ACTIVITY
Your answer consists of the lines in the data that contain "send". Copy each of them.

MATERIAL FOR THIS TASK
------

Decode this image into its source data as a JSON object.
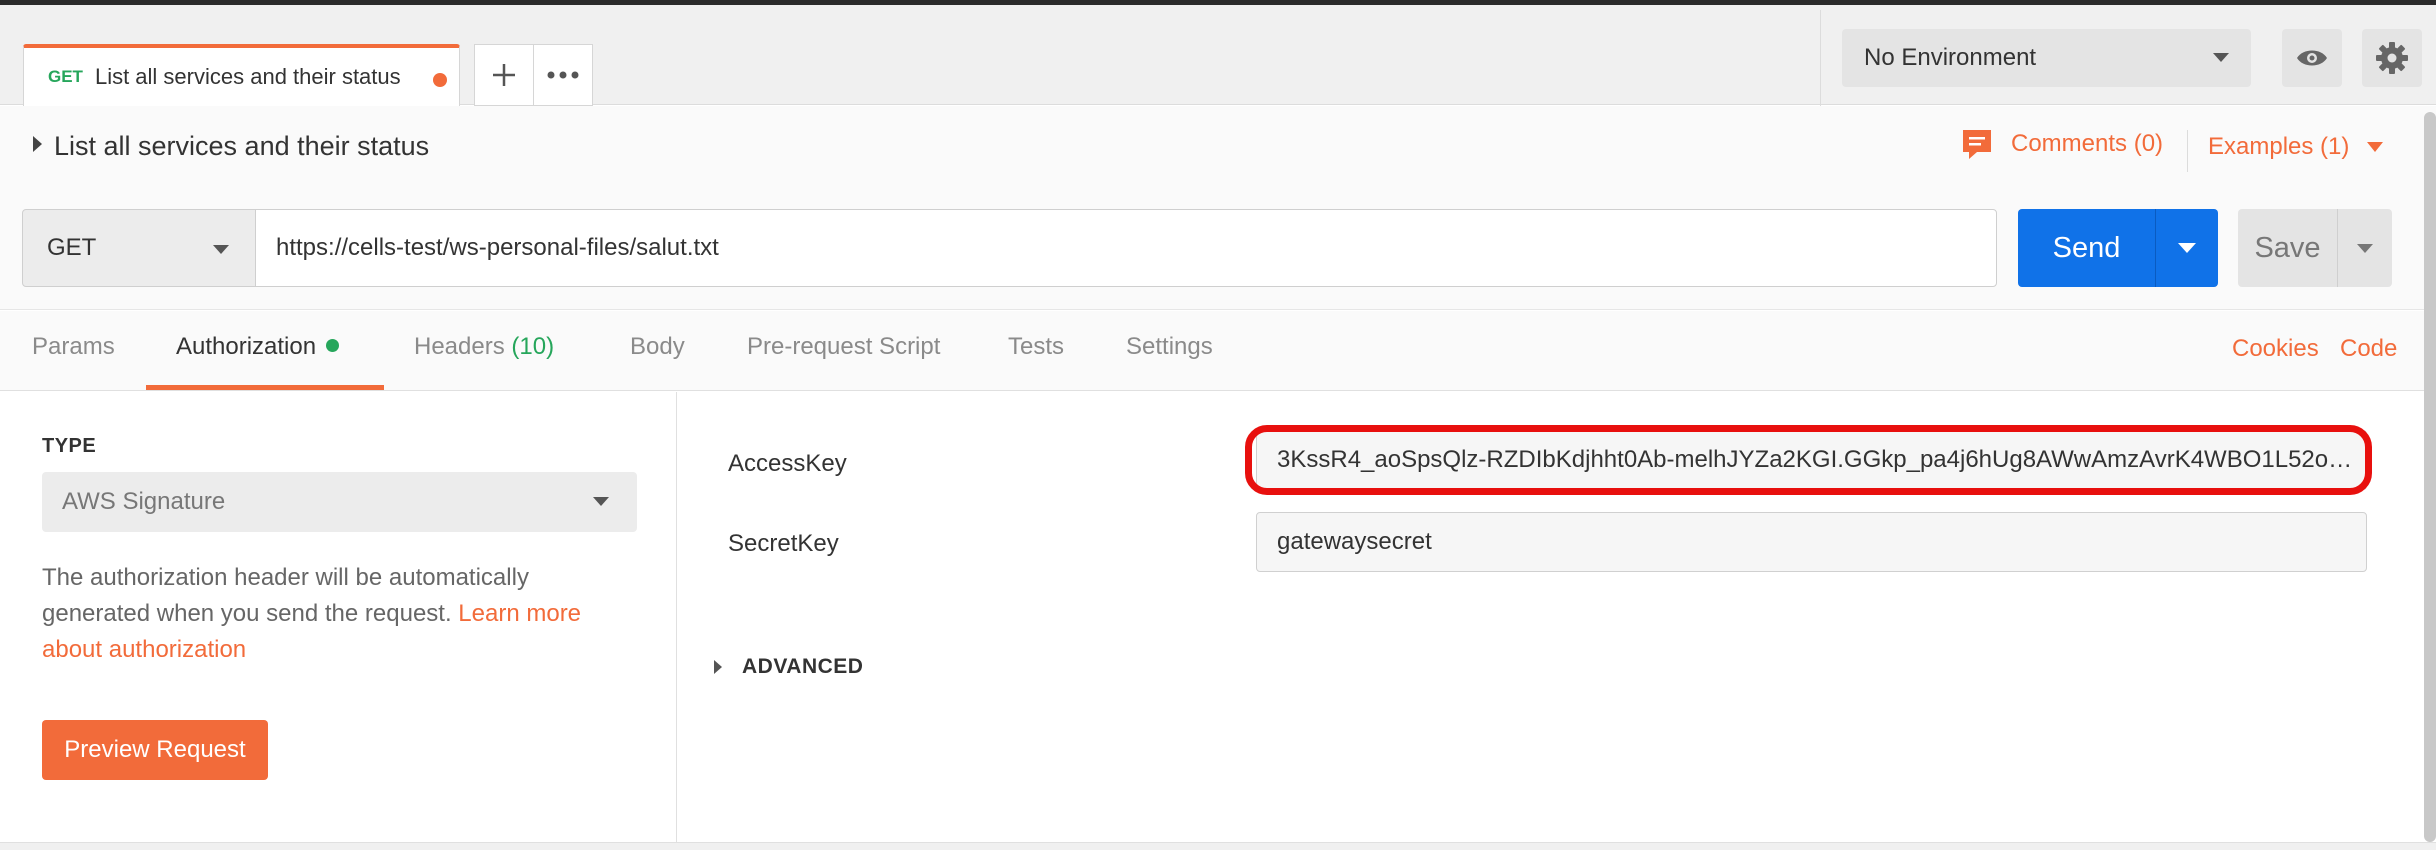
{
  "tab": {
    "method": "GET",
    "title": "List all services and their status"
  },
  "environment": {
    "selected": "No Environment"
  },
  "request": {
    "name": "List all services and their status",
    "method": "GET",
    "url": "https://cells-test/ws-personal-files/salut.txt"
  },
  "header_links": {
    "comments": "Comments (0)",
    "examples": "Examples (1)"
  },
  "buttons": {
    "send": "Send",
    "save": "Save",
    "preview": "Preview Request"
  },
  "subtabs": {
    "params": "Params",
    "authorization": "Authorization",
    "headers": "Headers",
    "headers_count": "(10)",
    "body": "Body",
    "prerequest": "Pre-request Script",
    "tests": "Tests",
    "settings": "Settings",
    "cookies": "Cookies",
    "code": "Code"
  },
  "auth": {
    "type_label": "TYPE",
    "type_value": "AWS Signature",
    "description": "The authorization header will be automatically generated when you send the request. ",
    "learn_more": "Learn more about authorization",
    "access_key_label": "AccessKey",
    "access_key_value": "3KssR4_aoSpsQlz-RZDIbKdjhht0Ab-melhJYZa2KGI.GGkp_pa4j6hUg8AWwAmzAvrK4WBO1L52o…",
    "secret_key_label": "SecretKey",
    "secret_key_value": "gatewaysecret",
    "advanced": "ADVANCED"
  },
  "colors": {
    "accent": "#f26b3a",
    "send": "#1072e8",
    "get": "#26a65b",
    "highlight": "#e8100e"
  }
}
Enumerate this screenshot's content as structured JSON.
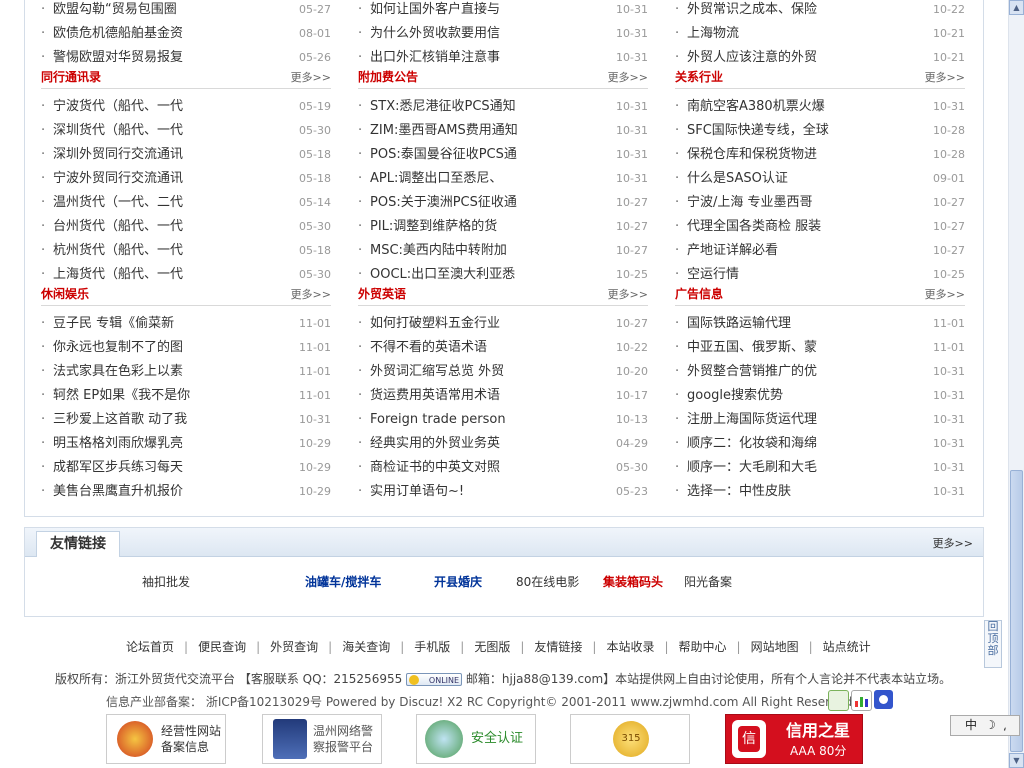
{
  "sections": {
    "col1_top": [
      {
        "title": "欧盟勾勒“贸易包围圈",
        "date": "05-27"
      },
      {
        "title": "欧债危机德船舶基金资",
        "date": "08-01"
      },
      {
        "title": "警惕欧盟对华贸易报复",
        "date": "05-26"
      }
    ],
    "col2_top": [
      {
        "title": "如何让国外客户直接与",
        "date": "10-31"
      },
      {
        "title": "为什么外贸收款要用信",
        "date": "10-31"
      },
      {
        "title": "出口外汇核销单注意事",
        "date": "10-31"
      }
    ],
    "col3_top": [
      {
        "title": "外贸常识之成本、保险",
        "date": "10-22"
      },
      {
        "title": "上海物流",
        "date": "10-21"
      },
      {
        "title": "外贸人应该注意的外贸",
        "date": "10-21"
      }
    ],
    "col1_mid": {
      "title": "同行通讯录",
      "more": "更多>>",
      "items": [
        {
          "title": "宁波货代（船代、一代",
          "date": "05-19"
        },
        {
          "title": "深圳货代（船代、一代",
          "date": "05-30"
        },
        {
          "title": "深圳外贸同行交流通讯",
          "date": "05-18"
        },
        {
          "title": "宁波外贸同行交流通讯",
          "date": "05-18"
        },
        {
          "title": "温州货代（一代、二代",
          "date": "05-14"
        },
        {
          "title": "台州货代（船代、一代",
          "date": "05-30"
        },
        {
          "title": "杭州货代（船代、一代",
          "date": "05-18"
        },
        {
          "title": "上海货代（船代、一代",
          "date": "05-30"
        }
      ]
    },
    "col2_mid": {
      "title": "附加费公告",
      "more": "更多>>",
      "items": [
        {
          "title": "STX:悉尼港征收PCS通知",
          "date": "10-31"
        },
        {
          "title": "ZIM:墨西哥AMS费用通知",
          "date": "10-31"
        },
        {
          "title": "POS:泰国曼谷征收PCS通",
          "date": "10-31"
        },
        {
          "title": "APL:调整出口至悉尼、",
          "date": "10-31"
        },
        {
          "title": "POS:关于澳洲PCS征收通",
          "date": "10-27"
        },
        {
          "title": "PIL:调整到维萨格的货",
          "date": "10-27"
        },
        {
          "title": "MSC:美西内陆中转附加",
          "date": "10-27"
        },
        {
          "title": "OOCL:出口至澳大利亚悉",
          "date": "10-25"
        }
      ]
    },
    "col3_mid": {
      "title": "关系行业",
      "more": "更多>>",
      "items": [
        {
          "title": "南航空客A380机票火爆",
          "date": "10-31"
        },
        {
          "title": "SFC国际快递专线，全球",
          "date": "10-28"
        },
        {
          "title": "保税仓库和保税货物进",
          "date": "10-28"
        },
        {
          "title": "什么是SASO认证",
          "date": "09-01"
        },
        {
          "title": "宁波/上海  专业墨西哥",
          "date": "10-27"
        },
        {
          "title": "代理全国各类商检  服装",
          "date": "10-27"
        },
        {
          "title": "产地证详解必看",
          "date": "10-27"
        },
        {
          "title": "空运行情",
          "date": "10-25"
        }
      ]
    },
    "col1_bot": {
      "title": "休闲娱乐",
      "more": "更多>>",
      "items": [
        {
          "title": "豆子民  专辑《偷菜新",
          "date": "11-01"
        },
        {
          "title": "你永远也复制不了的图",
          "date": "11-01"
        },
        {
          "title": "法式家具在色彩上以素",
          "date": "11-01"
        },
        {
          "title": "轲然  EP如果《我不是你",
          "date": "11-01"
        },
        {
          "title": "三秒爱上这首歌  动了我",
          "date": "10-31"
        },
        {
          "title": "明玉格格刘雨欣爆乳亮",
          "date": "10-29"
        },
        {
          "title": "成都军区步兵练习每天",
          "date": "10-29"
        },
        {
          "title": "美售台黑鹰直升机报价",
          "date": "10-29"
        }
      ]
    },
    "col2_bot": {
      "title": "外贸英语",
      "more": "更多>>",
      "items": [
        {
          "title": "如何打破塑料五金行业",
          "date": "10-27"
        },
        {
          "title": "不得不看的英语术语",
          "date": "10-22"
        },
        {
          "title": "外贸词汇缩写总览  外贸",
          "date": "10-20"
        },
        {
          "title": "货运费用英语常用术语",
          "date": "10-17"
        },
        {
          "title": "Foreign trade person",
          "date": "10-13"
        },
        {
          "title": "经典实用的外贸业务英",
          "date": "04-29"
        },
        {
          "title": "商检证书的中英文对照",
          "date": "05-30"
        },
        {
          "title": "实用订单语句~!",
          "date": "05-23"
        }
      ]
    },
    "col3_bot": {
      "title": "广告信息",
      "more": "更多>>",
      "items": [
        {
          "title": "国际铁路运输代理",
          "date": "11-01"
        },
        {
          "title": "中亚五国、俄罗斯、蒙",
          "date": "11-01"
        },
        {
          "title": "外贸整合营销推广的优",
          "date": "10-31"
        },
        {
          "title": "google搜索优势",
          "date": "10-31"
        },
        {
          "title": "注册上海国际货运代理",
          "date": "10-31"
        },
        {
          "title": "顺序二：化妆袋和海绵",
          "date": "10-31"
        },
        {
          "title": "顺序一：大毛刷和大毛",
          "date": "10-31"
        },
        {
          "title": "选择一：中性皮肤",
          "date": "10-31"
        }
      ]
    }
  },
  "friend_links": {
    "title": "友情链接",
    "more": "更多>>",
    "links": [
      {
        "label": "袖扣批发",
        "color": "#333333",
        "bold": false
      },
      {
        "label": "油罐车/搅拌车",
        "color": "#003399",
        "bold": true
      },
      {
        "label": "开县婚庆",
        "color": "#003399",
        "bold": true
      },
      {
        "label": "80在线电影",
        "color": "#333333",
        "bold": false
      },
      {
        "label": "集装箱码头",
        "color": "#cc0000",
        "bold": true
      },
      {
        "label": "阳光备案",
        "color": "#333333",
        "bold": false
      }
    ]
  },
  "footer": {
    "nav": [
      "论坛首页",
      "便民查询",
      "外贸查询",
      "海关查询",
      "手机版",
      "无图版",
      "友情链接",
      "本站收录",
      "帮助中心",
      "网站地图",
      "站点统计"
    ],
    "copyright_prefix": "版权所有：浙江外贸货代交流平台   【客服联系  QQ：215256955",
    "online_label": "ONLINE",
    "copyright_suffix": "邮箱：hjja88@139.com】本站提供网上自由讨论使用，所有个人言论并不代表本站立场。",
    "icp": "信息产业部备案：  浙ICP备10213029号  Powered by Discuz! X2 RC Copyright© 2001-2011 www.zjwmhd.com All Right Reserved",
    "badges": [
      {
        "label": "经营性网站\n备案信息"
      },
      {
        "label": "温州网络警\n察报警平台"
      },
      {
        "label": "安全认证"
      },
      {
        "label": "315"
      },
      {
        "label": "信用之星",
        "sub": "AAA  80分"
      }
    ]
  },
  "back_to_top": "回顶部",
  "ime": "中"
}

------

SOLUTION
    "send": "Send",
    "description": "The authorization header will be automatically generated when you send the request. ",
    "send": "#1072e8",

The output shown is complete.